What you return should be the lines of the data containing "true", each in full.

- Material for this exercise -
★ ★ ★ ★

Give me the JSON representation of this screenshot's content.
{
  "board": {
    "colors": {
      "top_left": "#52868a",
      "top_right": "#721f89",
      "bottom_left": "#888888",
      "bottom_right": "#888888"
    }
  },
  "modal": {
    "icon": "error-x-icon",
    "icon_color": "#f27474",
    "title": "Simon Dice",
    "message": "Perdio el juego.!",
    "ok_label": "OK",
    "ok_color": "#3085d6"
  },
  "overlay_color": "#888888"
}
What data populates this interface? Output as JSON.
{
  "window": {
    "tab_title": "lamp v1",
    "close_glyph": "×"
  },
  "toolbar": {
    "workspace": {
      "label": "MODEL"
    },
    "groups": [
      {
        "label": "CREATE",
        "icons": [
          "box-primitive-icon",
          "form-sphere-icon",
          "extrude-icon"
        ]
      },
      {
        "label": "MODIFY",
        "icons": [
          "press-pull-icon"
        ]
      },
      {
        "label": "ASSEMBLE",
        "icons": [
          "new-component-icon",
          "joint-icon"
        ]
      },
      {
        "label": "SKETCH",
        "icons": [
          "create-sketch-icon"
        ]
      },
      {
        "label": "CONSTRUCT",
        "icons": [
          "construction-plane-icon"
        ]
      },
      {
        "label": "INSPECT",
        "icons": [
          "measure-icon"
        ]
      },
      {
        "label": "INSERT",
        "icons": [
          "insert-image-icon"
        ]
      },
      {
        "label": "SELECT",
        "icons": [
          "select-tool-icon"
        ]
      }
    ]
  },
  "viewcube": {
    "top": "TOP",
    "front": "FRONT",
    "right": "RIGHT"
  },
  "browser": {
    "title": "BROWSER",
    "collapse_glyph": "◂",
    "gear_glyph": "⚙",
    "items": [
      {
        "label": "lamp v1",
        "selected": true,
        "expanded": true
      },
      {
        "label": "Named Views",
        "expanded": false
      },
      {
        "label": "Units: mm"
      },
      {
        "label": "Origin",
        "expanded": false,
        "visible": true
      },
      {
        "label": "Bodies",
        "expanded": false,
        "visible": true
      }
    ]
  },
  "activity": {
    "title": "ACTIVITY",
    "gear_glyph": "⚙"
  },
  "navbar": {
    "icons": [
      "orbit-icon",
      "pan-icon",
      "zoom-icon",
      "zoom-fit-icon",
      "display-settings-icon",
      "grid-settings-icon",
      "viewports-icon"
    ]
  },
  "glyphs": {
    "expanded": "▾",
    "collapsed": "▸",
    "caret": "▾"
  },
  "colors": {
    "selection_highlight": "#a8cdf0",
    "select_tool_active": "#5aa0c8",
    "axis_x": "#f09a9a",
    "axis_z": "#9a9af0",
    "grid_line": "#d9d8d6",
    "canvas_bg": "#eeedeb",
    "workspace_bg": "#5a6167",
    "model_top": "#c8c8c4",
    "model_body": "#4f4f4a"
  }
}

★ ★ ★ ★

- Expected output -
        "selected": true,
        "expanded": true
        "visible": true
        "visible": true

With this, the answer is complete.